However, the picture is very different when it comes to sharing diagnostic data to help with early diagnosis of faults or to help flag warranty or safety issues. 95 per cent were happy to share data if it helped to diagnose or prevent faults, 93 per cent were happy if it enabled the automatic alerting of a breakdown company and 82 per cent were happy if it helped to identify safety and warranty issues.
Around seventy percent of BVRLA members and fleet managers believe that vehicle manufacturers have an obligation to provide vehicle data, with 86 per cent saying that they should not have to pay for it.
Seventy-nine percent of respondents said they were concerned that vehicle manufacturers would restrict access to telematics data to further their own business goals. Eighty-nine percent of them believe that manufacturers should allow them to install third party telematics devices, provided that they meet agreed security standards.
Gerry Keaney said: “Connected vehicle data is rapidly becoming the new currency of the fleet sector and will drive many business models in future.

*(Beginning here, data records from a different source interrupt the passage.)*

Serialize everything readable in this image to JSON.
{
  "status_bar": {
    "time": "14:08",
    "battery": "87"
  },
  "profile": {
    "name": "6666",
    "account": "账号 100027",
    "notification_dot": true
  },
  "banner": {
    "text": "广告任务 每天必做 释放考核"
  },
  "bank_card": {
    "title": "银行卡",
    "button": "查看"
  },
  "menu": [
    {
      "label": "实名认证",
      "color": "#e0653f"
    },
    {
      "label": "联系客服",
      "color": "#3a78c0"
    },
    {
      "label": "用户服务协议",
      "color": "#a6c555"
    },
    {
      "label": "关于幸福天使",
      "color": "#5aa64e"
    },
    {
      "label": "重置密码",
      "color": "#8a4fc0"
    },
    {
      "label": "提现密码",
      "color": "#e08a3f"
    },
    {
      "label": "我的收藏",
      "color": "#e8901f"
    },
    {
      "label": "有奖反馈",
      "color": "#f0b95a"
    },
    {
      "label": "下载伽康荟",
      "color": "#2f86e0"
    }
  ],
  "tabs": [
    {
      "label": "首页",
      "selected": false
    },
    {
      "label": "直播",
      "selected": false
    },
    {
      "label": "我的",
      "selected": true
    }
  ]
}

“Our responsibility is clear. The BVRLA will play a lead role in helping the fleet sector work with government and the wider automotive supply chain to ensure that all parties share data in an open, secure and fair way. By doing this, we can make sure that businesses and consumers continue to enjoy a competitive choice of suppliers for fleet management, aftermarket and mobility services.”